Material shown section start

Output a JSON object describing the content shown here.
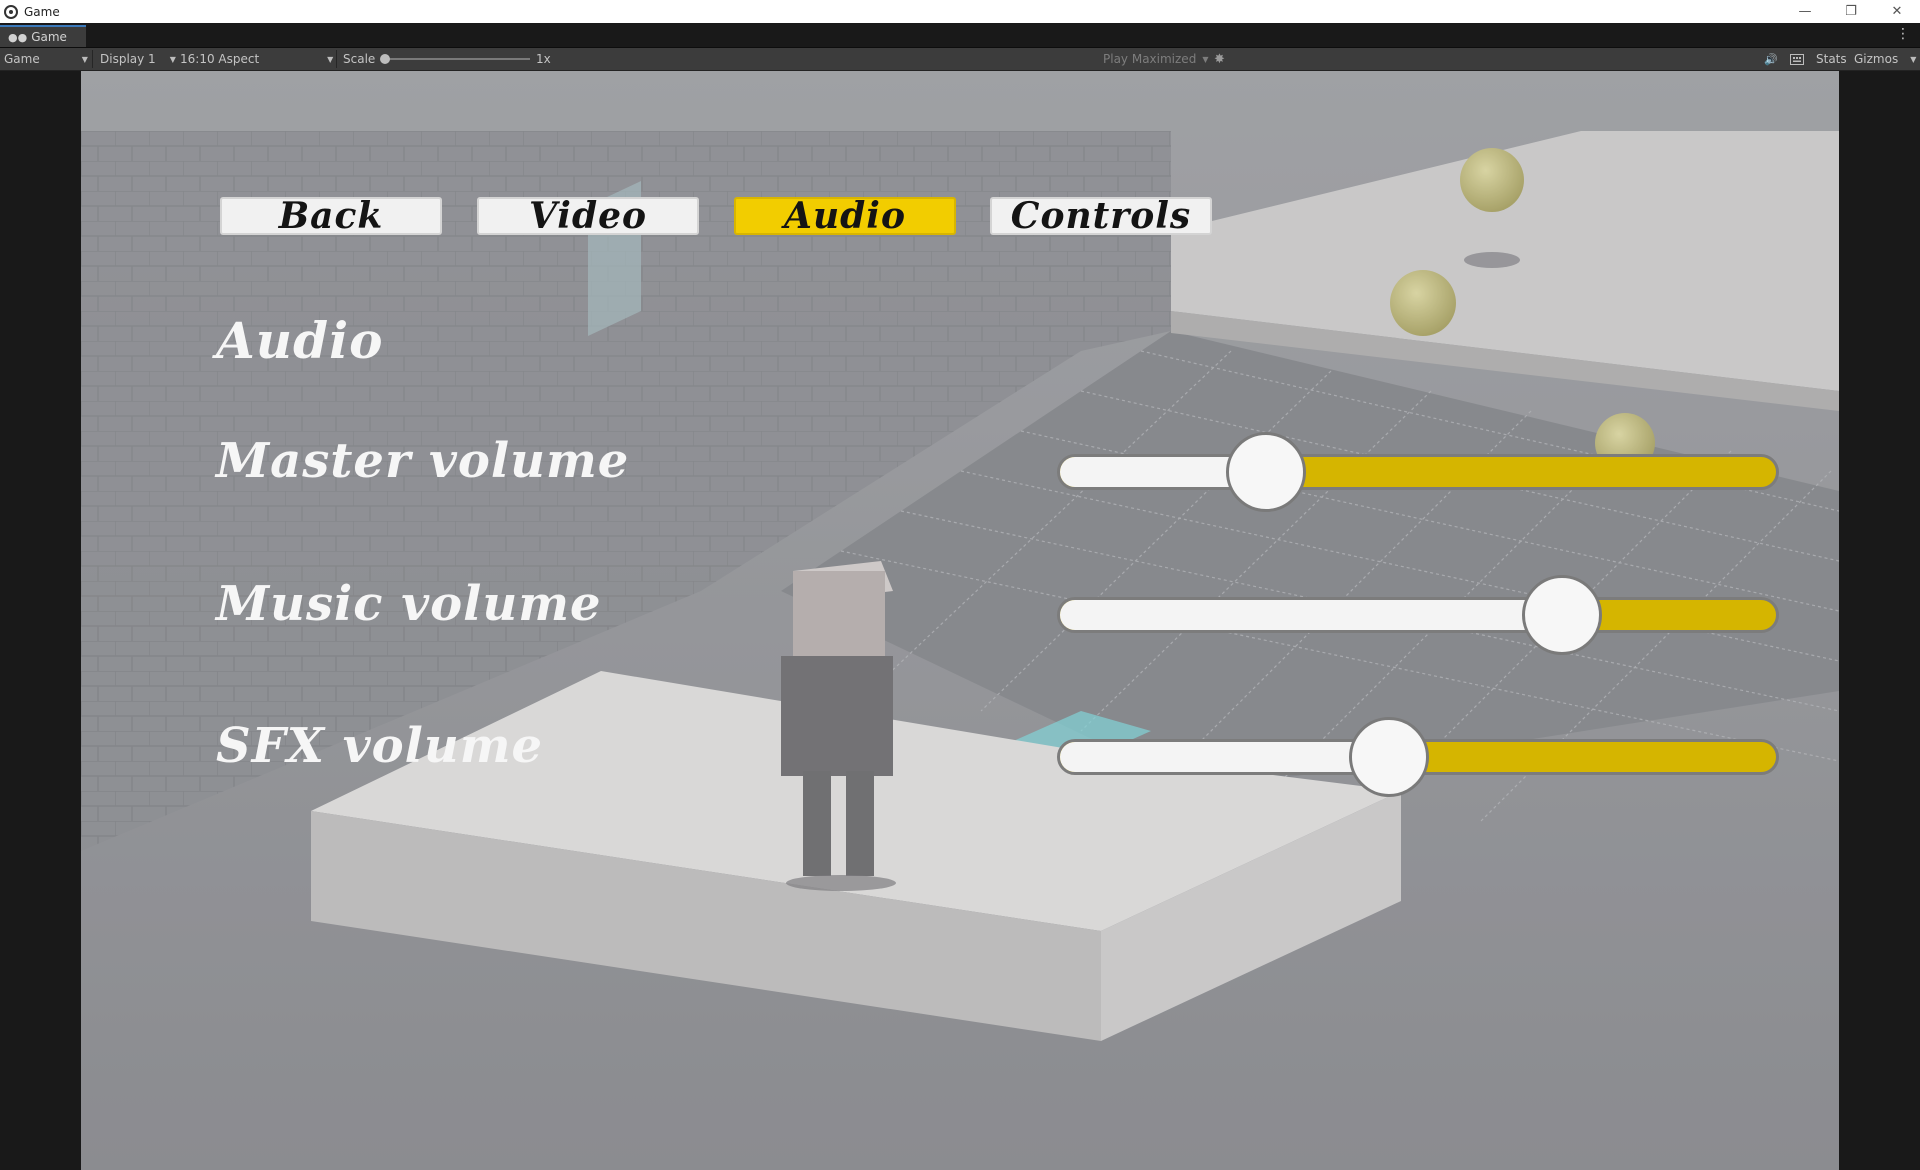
{
  "window": {
    "title": "Game",
    "controls": {
      "minimize": "—",
      "restore": "❐",
      "close": "✕"
    }
  },
  "tabs": [
    {
      "label": "Game",
      "icon": "gamepad-icon"
    }
  ],
  "toolbar": {
    "mode": "Game",
    "display": "Display 1",
    "aspect": "16:10 Aspect",
    "scale_label": "Scale",
    "scale_value": "1x",
    "play_mode": "Play Maximized",
    "stats": "Stats",
    "gizmos": "Gizmos"
  },
  "game_ui": {
    "buttons": [
      {
        "label": "Back",
        "active": false
      },
      {
        "label": "Video",
        "active": false
      },
      {
        "label": "Audio",
        "active": true
      },
      {
        "label": "Controls",
        "active": false
      }
    ],
    "heading": "Audio",
    "sliders": [
      {
        "label": "Master volume",
        "value": 0.29
      },
      {
        "label": "Music volume",
        "value": 0.7
      },
      {
        "label": "SFX volume",
        "value": 0.46
      }
    ]
  },
  "colors": {
    "accent": "#f2cd00",
    "slider_fill": "#d5b500",
    "editor_bg": "#3c3c3c",
    "tab_highlight": "#3a79bb"
  }
}
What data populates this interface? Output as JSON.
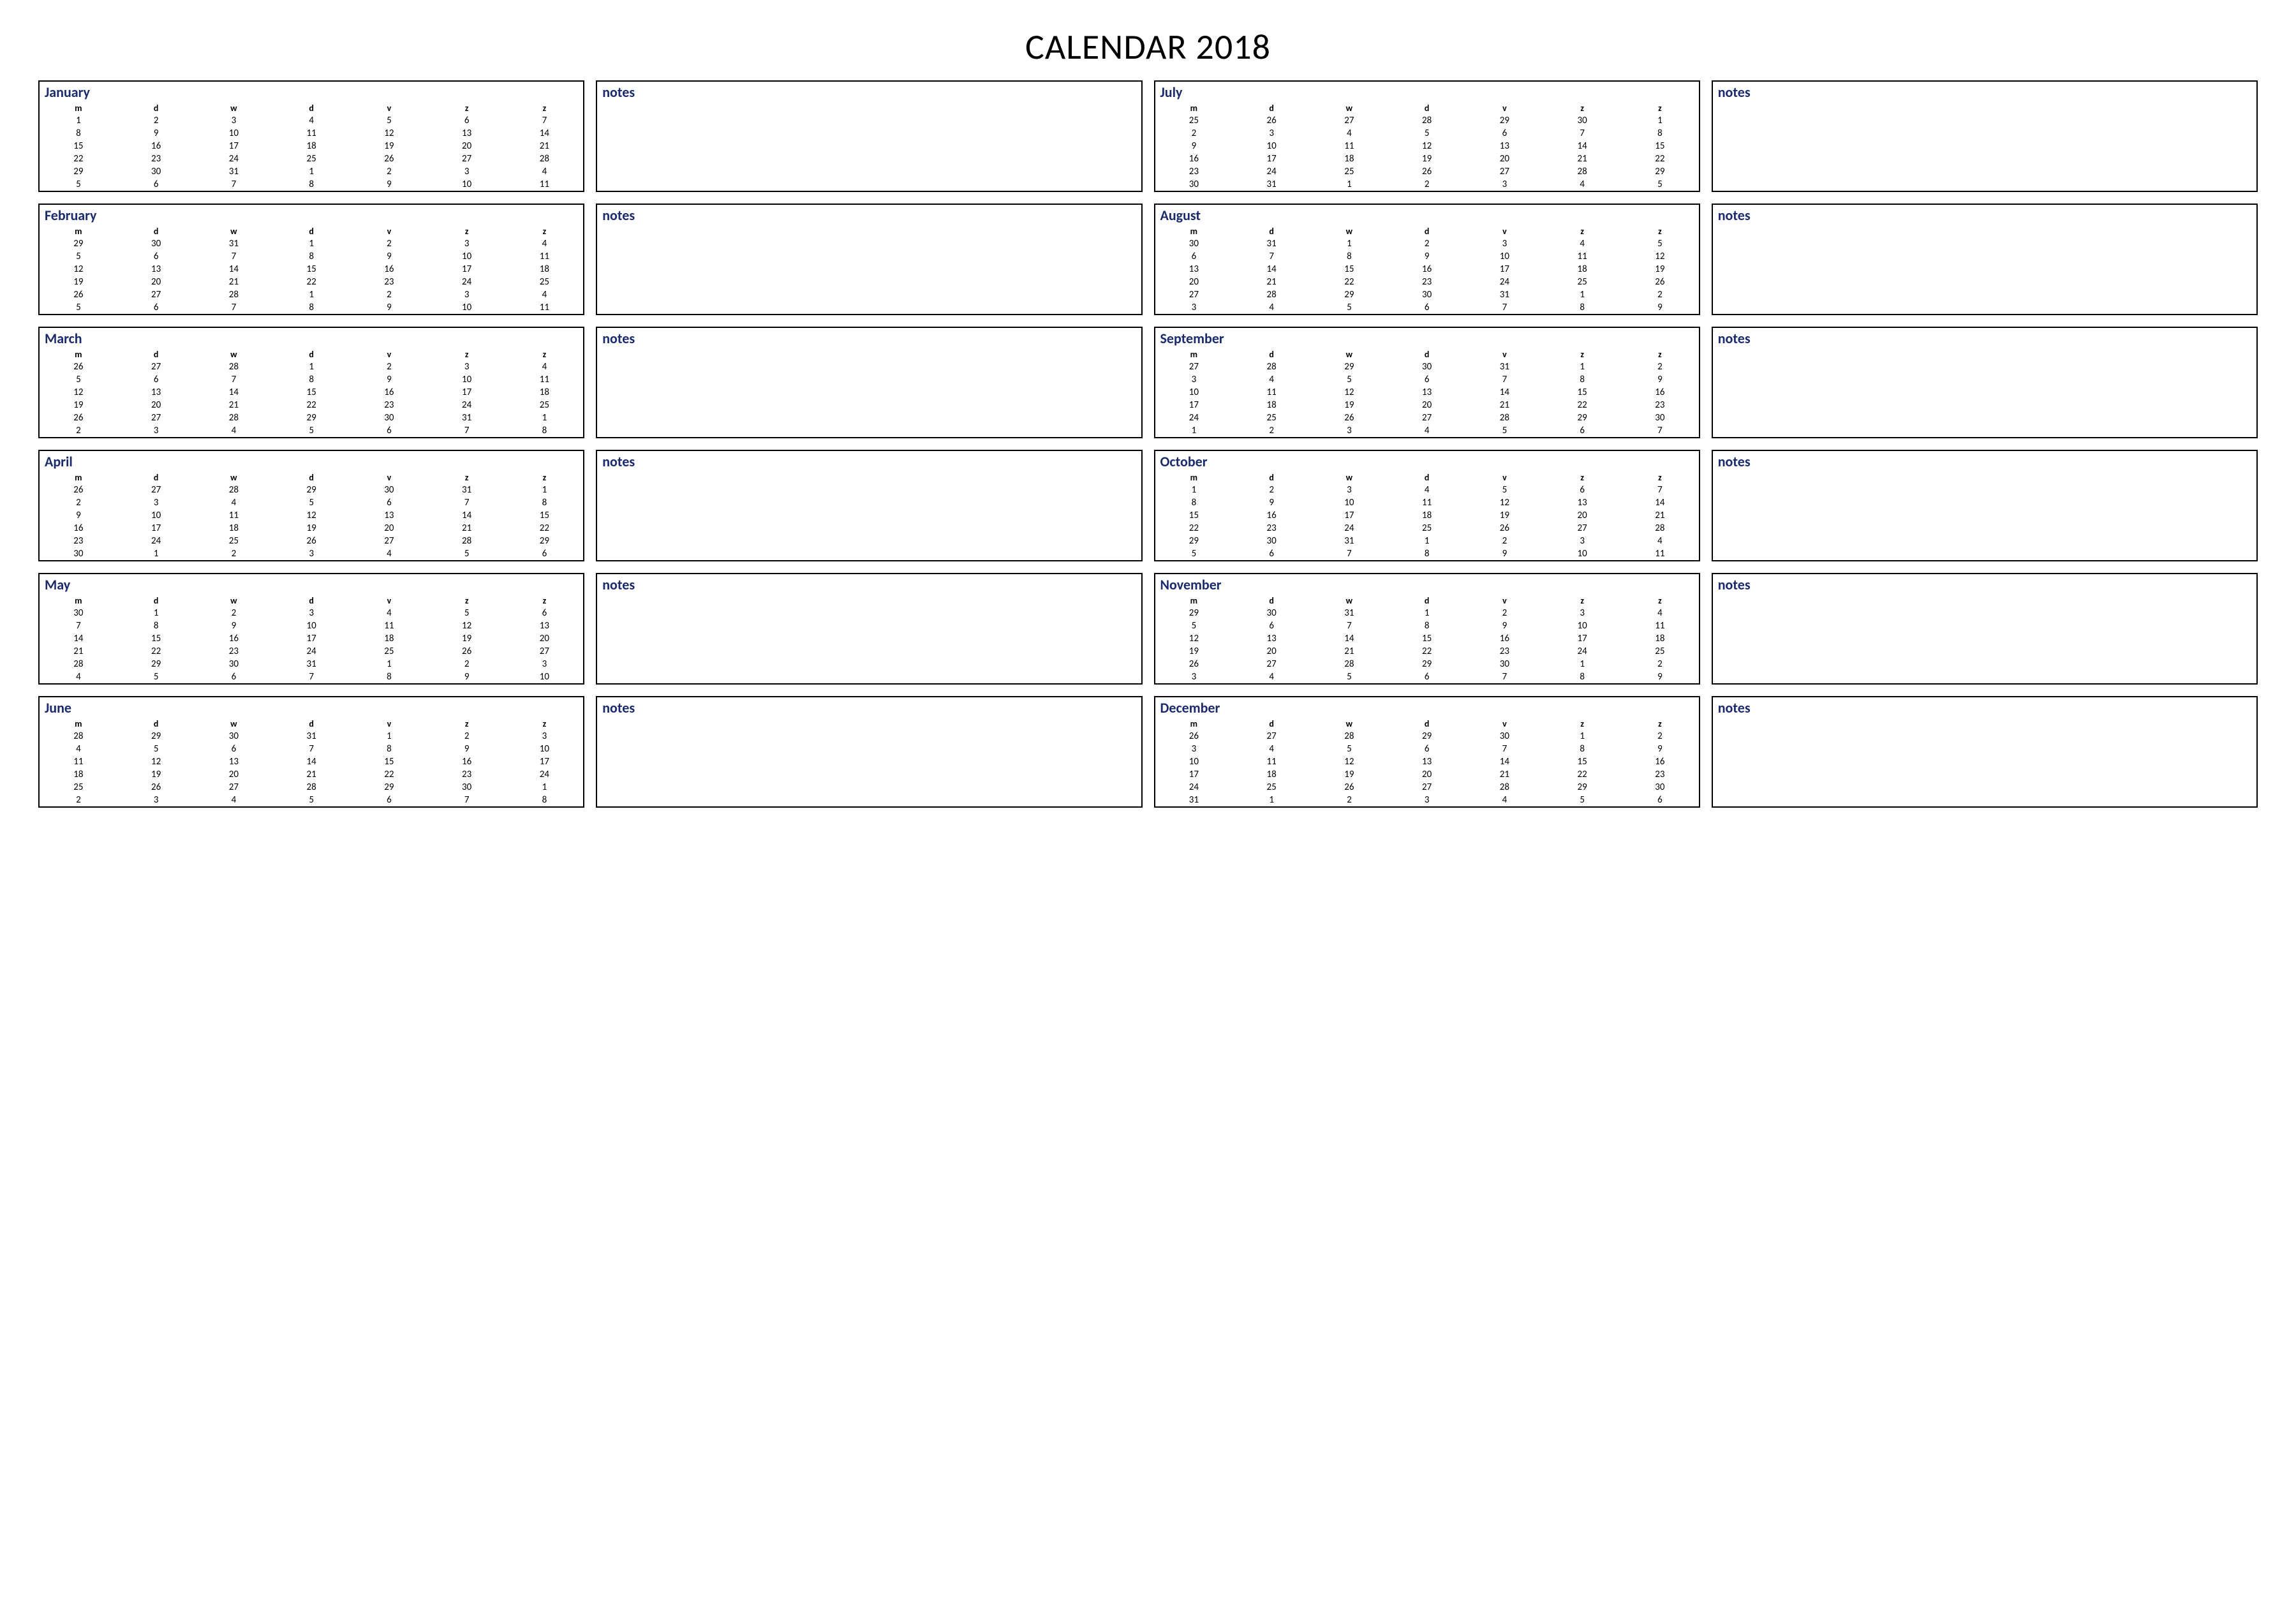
{
  "title": "CALENDAR 2018",
  "dayHeaders": [
    "m",
    "d",
    "w",
    "d",
    "v",
    "z",
    "z"
  ],
  "notesLabel": "notes",
  "columns": [
    [
      {
        "name": "January",
        "weeks": [
          [
            1,
            2,
            3,
            4,
            5,
            6,
            7
          ],
          [
            8,
            9,
            10,
            11,
            12,
            13,
            14
          ],
          [
            15,
            16,
            17,
            18,
            19,
            20,
            21
          ],
          [
            22,
            23,
            24,
            25,
            26,
            27,
            28
          ],
          [
            29,
            30,
            31,
            1,
            2,
            3,
            4
          ],
          [
            5,
            6,
            7,
            8,
            9,
            10,
            11
          ]
        ]
      },
      {
        "name": "February",
        "weeks": [
          [
            29,
            30,
            31,
            1,
            2,
            3,
            4
          ],
          [
            5,
            6,
            7,
            8,
            9,
            10,
            11
          ],
          [
            12,
            13,
            14,
            15,
            16,
            17,
            18
          ],
          [
            19,
            20,
            21,
            22,
            23,
            24,
            25
          ],
          [
            26,
            27,
            28,
            1,
            2,
            3,
            4
          ],
          [
            5,
            6,
            7,
            8,
            9,
            10,
            11
          ]
        ]
      },
      {
        "name": "March",
        "weeks": [
          [
            26,
            27,
            28,
            1,
            2,
            3,
            4
          ],
          [
            5,
            6,
            7,
            8,
            9,
            10,
            11
          ],
          [
            12,
            13,
            14,
            15,
            16,
            17,
            18
          ],
          [
            19,
            20,
            21,
            22,
            23,
            24,
            25
          ],
          [
            26,
            27,
            28,
            29,
            30,
            31,
            1
          ],
          [
            2,
            3,
            4,
            5,
            6,
            7,
            8
          ]
        ]
      },
      {
        "name": "April",
        "weeks": [
          [
            26,
            27,
            28,
            29,
            30,
            31,
            1
          ],
          [
            2,
            3,
            4,
            5,
            6,
            7,
            8
          ],
          [
            9,
            10,
            11,
            12,
            13,
            14,
            15
          ],
          [
            16,
            17,
            18,
            19,
            20,
            21,
            22
          ],
          [
            23,
            24,
            25,
            26,
            27,
            28,
            29
          ],
          [
            30,
            1,
            2,
            3,
            4,
            5,
            6
          ]
        ]
      },
      {
        "name": "May",
        "weeks": [
          [
            30,
            1,
            2,
            3,
            4,
            5,
            6
          ],
          [
            7,
            8,
            9,
            10,
            11,
            12,
            13
          ],
          [
            14,
            15,
            16,
            17,
            18,
            19,
            20
          ],
          [
            21,
            22,
            23,
            24,
            25,
            26,
            27
          ],
          [
            28,
            29,
            30,
            31,
            1,
            2,
            3
          ],
          [
            4,
            5,
            6,
            7,
            8,
            9,
            10
          ]
        ]
      },
      {
        "name": "June",
        "weeks": [
          [
            28,
            29,
            30,
            31,
            1,
            2,
            3
          ],
          [
            4,
            5,
            6,
            7,
            8,
            9,
            10
          ],
          [
            11,
            12,
            13,
            14,
            15,
            16,
            17
          ],
          [
            18,
            19,
            20,
            21,
            22,
            23,
            24
          ],
          [
            25,
            26,
            27,
            28,
            29,
            30,
            1
          ],
          [
            2,
            3,
            4,
            5,
            6,
            7,
            8
          ]
        ]
      }
    ],
    [
      {
        "name": "July",
        "weeks": [
          [
            25,
            26,
            27,
            28,
            29,
            30,
            1
          ],
          [
            2,
            3,
            4,
            5,
            6,
            7,
            8
          ],
          [
            9,
            10,
            11,
            12,
            13,
            14,
            15
          ],
          [
            16,
            17,
            18,
            19,
            20,
            21,
            22
          ],
          [
            23,
            24,
            25,
            26,
            27,
            28,
            29
          ],
          [
            30,
            31,
            1,
            2,
            3,
            4,
            5
          ]
        ]
      },
      {
        "name": "August",
        "weeks": [
          [
            30,
            31,
            1,
            2,
            3,
            4,
            5
          ],
          [
            6,
            7,
            8,
            9,
            10,
            11,
            12
          ],
          [
            13,
            14,
            15,
            16,
            17,
            18,
            19
          ],
          [
            20,
            21,
            22,
            23,
            24,
            25,
            26
          ],
          [
            27,
            28,
            29,
            30,
            31,
            1,
            2
          ],
          [
            3,
            4,
            5,
            6,
            7,
            8,
            9
          ]
        ]
      },
      {
        "name": "September",
        "weeks": [
          [
            27,
            28,
            29,
            30,
            31,
            1,
            2
          ],
          [
            3,
            4,
            5,
            6,
            7,
            8,
            9
          ],
          [
            10,
            11,
            12,
            13,
            14,
            15,
            16
          ],
          [
            17,
            18,
            19,
            20,
            21,
            22,
            23
          ],
          [
            24,
            25,
            26,
            27,
            28,
            29,
            30
          ],
          [
            1,
            2,
            3,
            4,
            5,
            6,
            7
          ]
        ]
      },
      {
        "name": "October",
        "weeks": [
          [
            1,
            2,
            3,
            4,
            5,
            6,
            7
          ],
          [
            8,
            9,
            10,
            11,
            12,
            13,
            14
          ],
          [
            15,
            16,
            17,
            18,
            19,
            20,
            21
          ],
          [
            22,
            23,
            24,
            25,
            26,
            27,
            28
          ],
          [
            29,
            30,
            31,
            1,
            2,
            3,
            4
          ],
          [
            5,
            6,
            7,
            8,
            9,
            10,
            11
          ]
        ]
      },
      {
        "name": "November",
        "weeks": [
          [
            29,
            30,
            31,
            1,
            2,
            3,
            4
          ],
          [
            5,
            6,
            7,
            8,
            9,
            10,
            11
          ],
          [
            12,
            13,
            14,
            15,
            16,
            17,
            18
          ],
          [
            19,
            20,
            21,
            22,
            23,
            24,
            25
          ],
          [
            26,
            27,
            28,
            29,
            30,
            1,
            2
          ],
          [
            3,
            4,
            5,
            6,
            7,
            8,
            9
          ]
        ]
      },
      {
        "name": "December",
        "weeks": [
          [
            26,
            27,
            28,
            29,
            30,
            1,
            2
          ],
          [
            3,
            4,
            5,
            6,
            7,
            8,
            9
          ],
          [
            10,
            11,
            12,
            13,
            14,
            15,
            16
          ],
          [
            17,
            18,
            19,
            20,
            21,
            22,
            23
          ],
          [
            24,
            25,
            26,
            27,
            28,
            29,
            30
          ],
          [
            31,
            1,
            2,
            3,
            4,
            5,
            6
          ]
        ]
      }
    ]
  ]
}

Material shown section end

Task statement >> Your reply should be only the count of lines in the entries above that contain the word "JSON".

Answer space >> 2